_Your goal_
The answer is the data repeated in full, with no pictures included.

_Supplied data_
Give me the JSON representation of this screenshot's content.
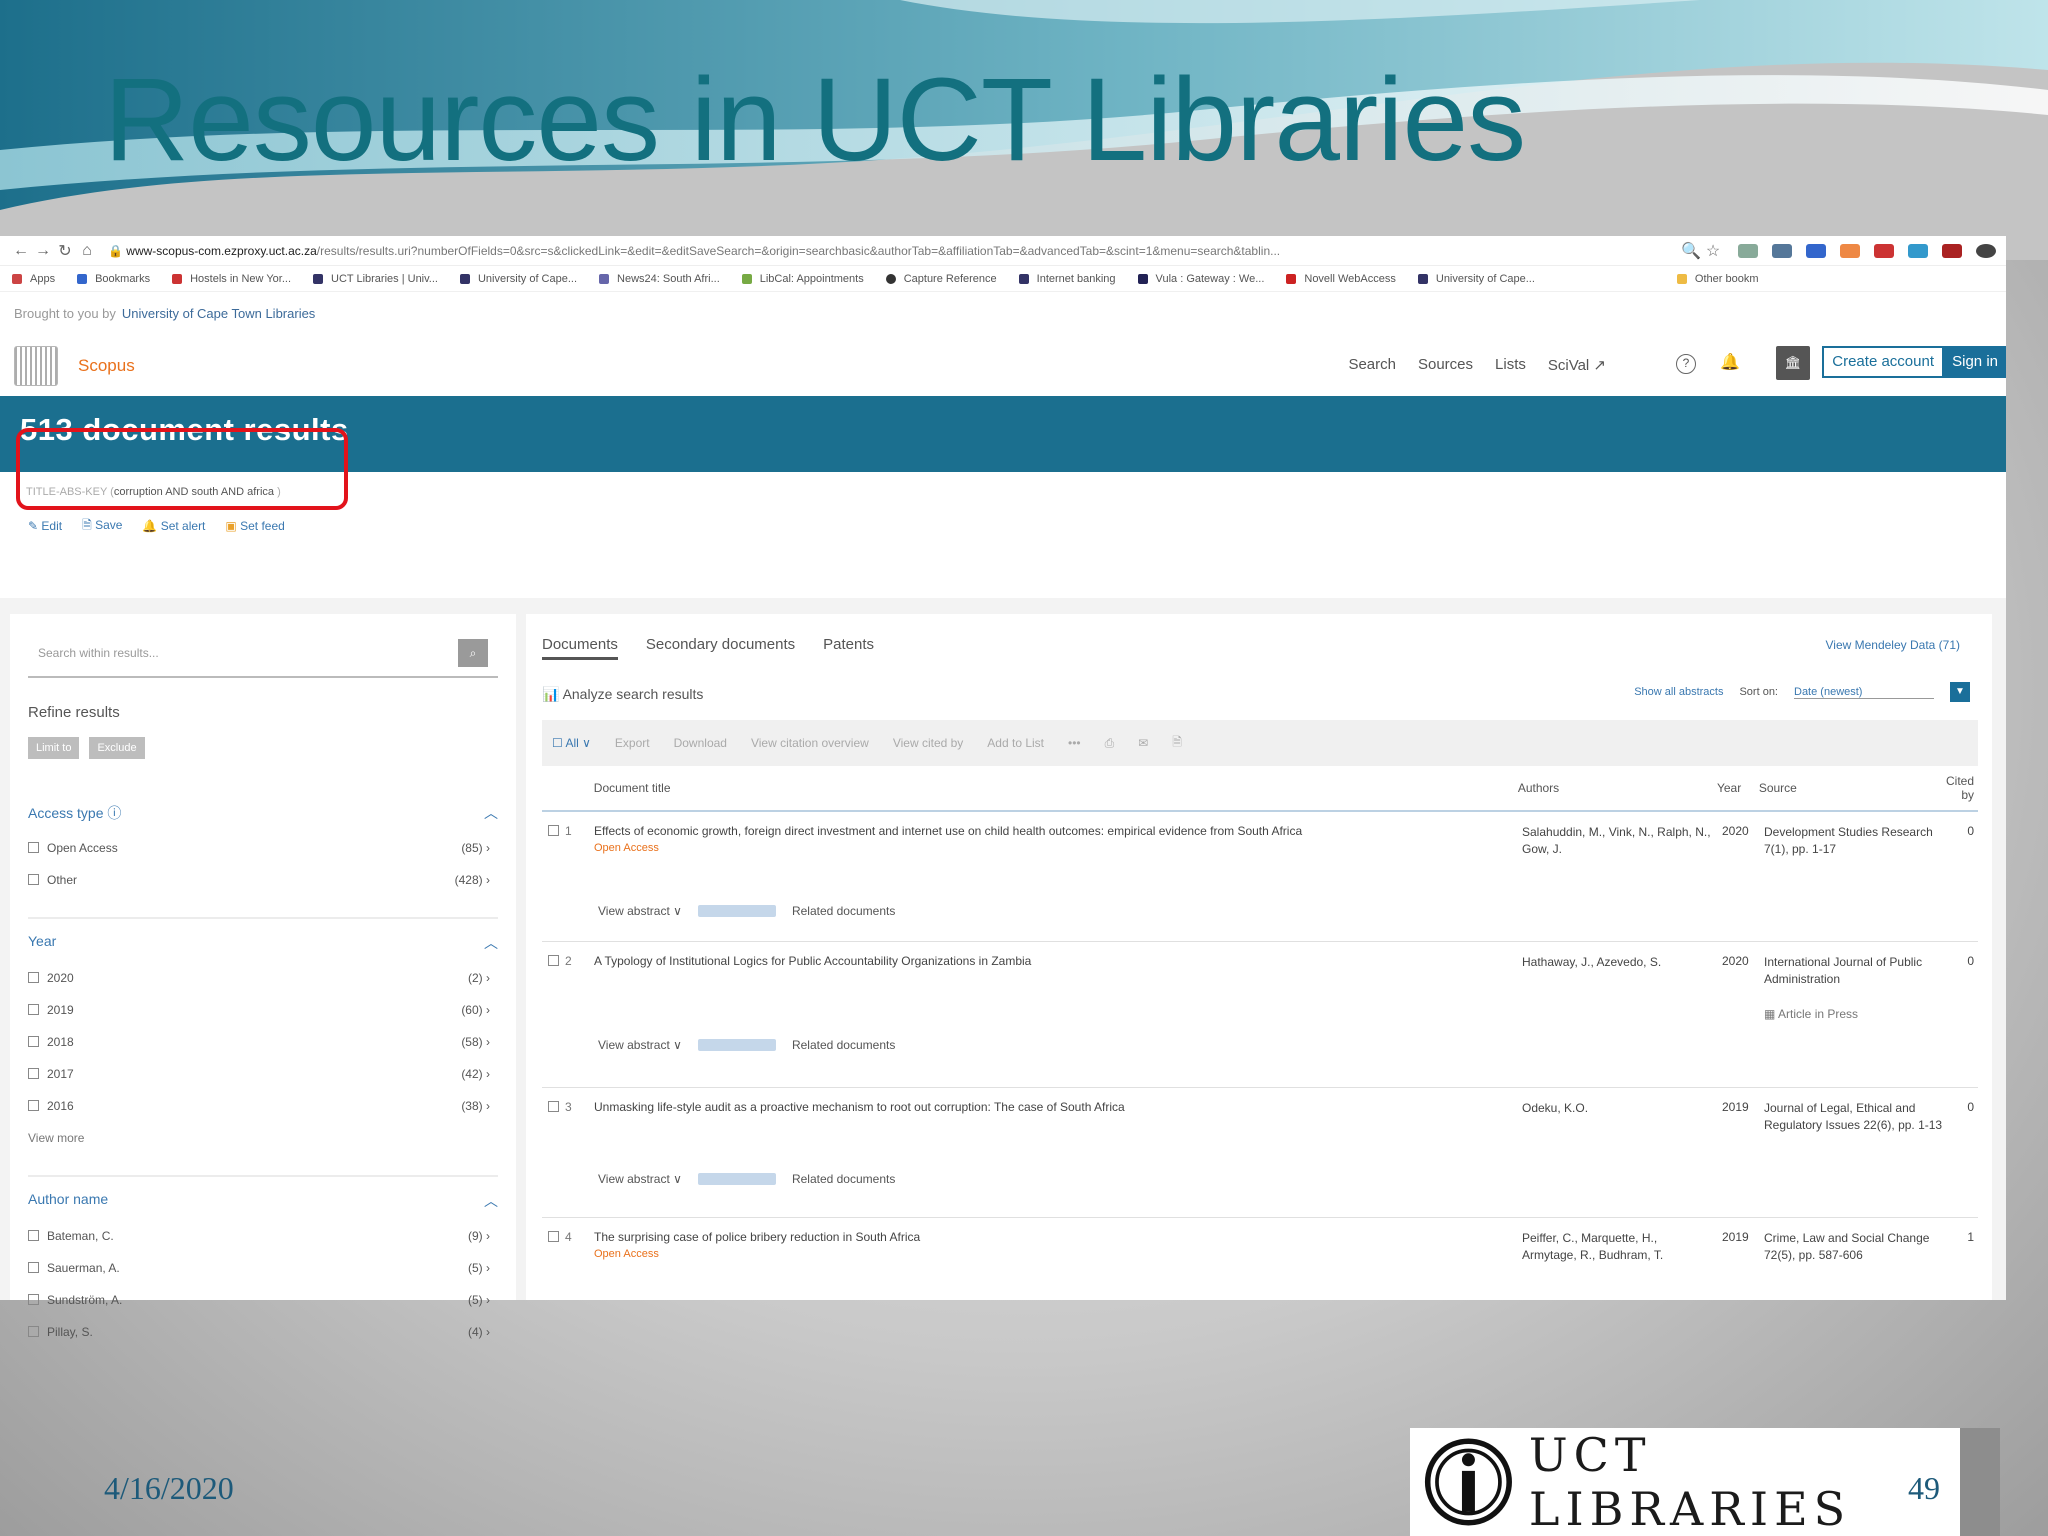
{
  "slide": {
    "title": "Resources in UCT Libraries",
    "date": "4/16/2020",
    "page_number": "49",
    "logo_text": "UCT LIBRARIES"
  },
  "browser": {
    "url_host": "www-scopus-com.ezproxy.uct.ac.za",
    "url_path": "/results/results.uri?numberOfFields=0&src=s&clickedLink=&edit=&editSaveSearch=&origin=searchbasic&authorTab=&affiliationTab=&advancedTab=&scint=1&menu=search&tablin...",
    "bookmarks": [
      "Apps",
      "Bookmarks",
      "Hostels in New Yor...",
      "UCT Libraries | Univ...",
      "University of Cape...",
      "News24: South Afri...",
      "LibCal: Appointments",
      "Capture Reference",
      "Internet banking",
      "Vula : Gateway : We...",
      "Novell WebAccess",
      "University of Cape...",
      "Other bookm"
    ]
  },
  "scopus": {
    "brought_label": "Brought to you by",
    "brought_link": "University of Cape Town Libraries",
    "brand": "Scopus",
    "nav": [
      "Search",
      "Sources",
      "Lists",
      "SciVal ↗"
    ],
    "create_account": "Create account",
    "sign_in": "Sign in",
    "results_count": "513 document results",
    "query_prefix": "TITLE-ABS-KEY (",
    "query_terms": "corruption AND south AND africa",
    "query_suffix": ")",
    "actions": [
      "Edit",
      "Save",
      "Set alert",
      "Set feed"
    ]
  },
  "sidebar": {
    "search_placeholder": "Search within results...",
    "refine_label": "Refine results",
    "limit_to": "Limit to",
    "exclude": "Exclude",
    "access_type": {
      "title": "Access type",
      "items": [
        {
          "label": "Open Access",
          "count": "(85)"
        },
        {
          "label": "Other",
          "count": "(428)"
        }
      ]
    },
    "year": {
      "title": "Year",
      "items": [
        {
          "label": "2020",
          "count": "(2)"
        },
        {
          "label": "2019",
          "count": "(60)"
        },
        {
          "label": "2018",
          "count": "(58)"
        },
        {
          "label": "2017",
          "count": "(42)"
        },
        {
          "label": "2016",
          "count": "(38)"
        }
      ],
      "view_more": "View more"
    },
    "author": {
      "title": "Author name",
      "items": [
        {
          "label": "Bateman, C.",
          "count": "(9)"
        },
        {
          "label": "Sauerman, A.",
          "count": "(5)"
        },
        {
          "label": "Sundström, A.",
          "count": "(5)"
        },
        {
          "label": "Pillay, S.",
          "count": "(4)"
        }
      ]
    }
  },
  "main": {
    "tabs": [
      "Documents",
      "Secondary documents",
      "Patents"
    ],
    "mendeley": "View Mendeley Data (71)",
    "analyze": "Analyze search results",
    "show_abstracts": "Show all abstracts",
    "sort_label": "Sort on:",
    "sort_value": "Date (newest)",
    "toolbar": [
      "All",
      "Export",
      "Download",
      "View citation overview",
      "View cited by",
      "Add to List",
      "•••"
    ],
    "columns": [
      "Document title",
      "Authors",
      "Year",
      "Source",
      "Cited by"
    ],
    "view_abstract": "View abstract ∨",
    "related": "Related documents",
    "rows": [
      {
        "n": "1",
        "title": "Effects of economic growth, foreign direct investment and internet use on child health outcomes: empirical evidence from South Africa",
        "oa": "Open Access",
        "authors": "Salahuddin, M., Vink, N., Ralph, N., Gow, J.",
        "year": "2020",
        "source": "Development Studies Research 7(1), pp. 1-17",
        "cited": "0"
      },
      {
        "n": "2",
        "title": "A Typology of Institutional Logics for Public Accountability Organizations in Zambia",
        "oa": "",
        "authors": "Hathaway, J., Azevedo, S.",
        "year": "2020",
        "source": "International Journal of Public Administration",
        "press": "Article in Press",
        "cited": "0"
      },
      {
        "n": "3",
        "title": "Unmasking life-style audit as a proactive mechanism to root out corruption: The case of South Africa",
        "oa": "",
        "authors": "Odeku, K.O.",
        "year": "2019",
        "source": "Journal of Legal, Ethical and Regulatory Issues 22(6), pp. 1-13",
        "cited": "0"
      },
      {
        "n": "4",
        "title": "The surprising case of police bribery reduction in South Africa",
        "oa": "Open Access",
        "authors": "Peiffer, C., Marquette, H., Armytage, R., Budhram, T.",
        "year": "2019",
        "source": "Crime, Law and Social Change 72(5), pp. 587-606",
        "cited": "1"
      }
    ]
  }
}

_Answer_
Give me the JSON representation of this screenshot's content.
{
  "slide": {
    "title": "Resources in UCT Libraries",
    "date": "4/16/2020",
    "page_number": "49",
    "logo_text": "UCT LIBRARIES"
  },
  "browser": {
    "url_host": "www-scopus-com.ezproxy.uct.ac.za",
    "url_path": "/results/results.uri?numberOfFields=0&src=s&clickedLink=&edit=&editSaveSearch=&origin=searchbasic&authorTab=&affiliationTab=&advancedTab=&scint=1&menu=search&tablin...",
    "bookmarks": [
      "Apps",
      "Bookmarks",
      "Hostels in New Yor...",
      "UCT Libraries | Univ...",
      "University of Cape...",
      "News24: South Afri...",
      "LibCal: Appointments",
      "Capture Reference",
      "Internet banking",
      "Vula : Gateway : We...",
      "Novell WebAccess",
      "University of Cape...",
      "Other bookm"
    ]
  },
  "scopus": {
    "brought_label": "Brought to you by",
    "brought_link": "University of Cape Town Libraries",
    "brand": "Scopus",
    "nav": [
      "Search",
      "Sources",
      "Lists",
      "SciVal ↗"
    ],
    "create_account": "Create account",
    "sign_in": "Sign in",
    "results_count": "513 document results",
    "query_prefix": "TITLE-ABS-KEY (",
    "query_terms": "corruption AND south AND africa",
    "query_suffix": ")",
    "actions": [
      "Edit",
      "Save",
      "Set alert",
      "Set feed"
    ]
  },
  "sidebar": {
    "search_placeholder": "Search within results...",
    "refine_label": "Refine results",
    "limit_to": "Limit to",
    "exclude": "Exclude",
    "access_type": {
      "title": "Access type",
      "items": [
        {
          "label": "Open Access",
          "count": "(85)"
        },
        {
          "label": "Other",
          "count": "(428)"
        }
      ]
    },
    "year": {
      "title": "Year",
      "items": [
        {
          "label": "2020",
          "count": "(2)"
        },
        {
          "label": "2019",
          "count": "(60)"
        },
        {
          "label": "2018",
          "count": "(58)"
        },
        {
          "label": "2017",
          "count": "(42)"
        },
        {
          "label": "2016",
          "count": "(38)"
        }
      ],
      "view_more": "View more"
    },
    "author": {
      "title": "Author name",
      "items": [
        {
          "label": "Bateman, C.",
          "count": "(9)"
        },
        {
          "label": "Sauerman, A.",
          "count": "(5)"
        },
        {
          "label": "Sundström, A.",
          "count": "(5)"
        },
        {
          "label": "Pillay, S.",
          "count": "(4)"
        }
      ]
    }
  },
  "main": {
    "tabs": [
      "Documents",
      "Secondary documents",
      "Patents"
    ],
    "mendeley": "View Mendeley Data (71)",
    "analyze": "Analyze search results",
    "show_abstracts": "Show all abstracts",
    "sort_label": "Sort on:",
    "sort_value": "Date (newest)",
    "toolbar": [
      "All",
      "Export",
      "Download",
      "View citation overview",
      "View cited by",
      "Add to List",
      "•••"
    ],
    "columns": [
      "Document title",
      "Authors",
      "Year",
      "Source",
      "Cited by"
    ],
    "view_abstract": "View abstract ∨",
    "related": "Related documents",
    "rows": [
      {
        "n": "1",
        "title": "Effects of economic growth, foreign direct investment and internet use on child health outcomes: empirical evidence from South Africa",
        "oa": "Open Access",
        "authors": "Salahuddin, M., Vink, N., Ralph, N., Gow, J.",
        "year": "2020",
        "source": "Development Studies Research 7(1), pp. 1-17",
        "cited": "0"
      },
      {
        "n": "2",
        "title": "A Typology of Institutional Logics for Public Accountability Organizations in Zambia",
        "oa": "",
        "authors": "Hathaway, J., Azevedo, S.",
        "year": "2020",
        "source": "International Journal of Public Administration",
        "press": "Article in Press",
        "cited": "0"
      },
      {
        "n": "3",
        "title": "Unmasking life-style audit as a proactive mechanism to root out corruption: The case of South Africa",
        "oa": "",
        "authors": "Odeku, K.O.",
        "year": "2019",
        "source": "Journal of Legal, Ethical and Regulatory Issues 22(6), pp. 1-13",
        "cited": "0"
      },
      {
        "n": "4",
        "title": "The surprising case of police bribery reduction in South Africa",
        "oa": "Open Access",
        "authors": "Peiffer, C., Marquette, H., Armytage, R., Budhram, T.",
        "year": "2019",
        "source": "Crime, Law and Social Change 72(5), pp. 587-606",
        "cited": "1"
      }
    ]
  }
}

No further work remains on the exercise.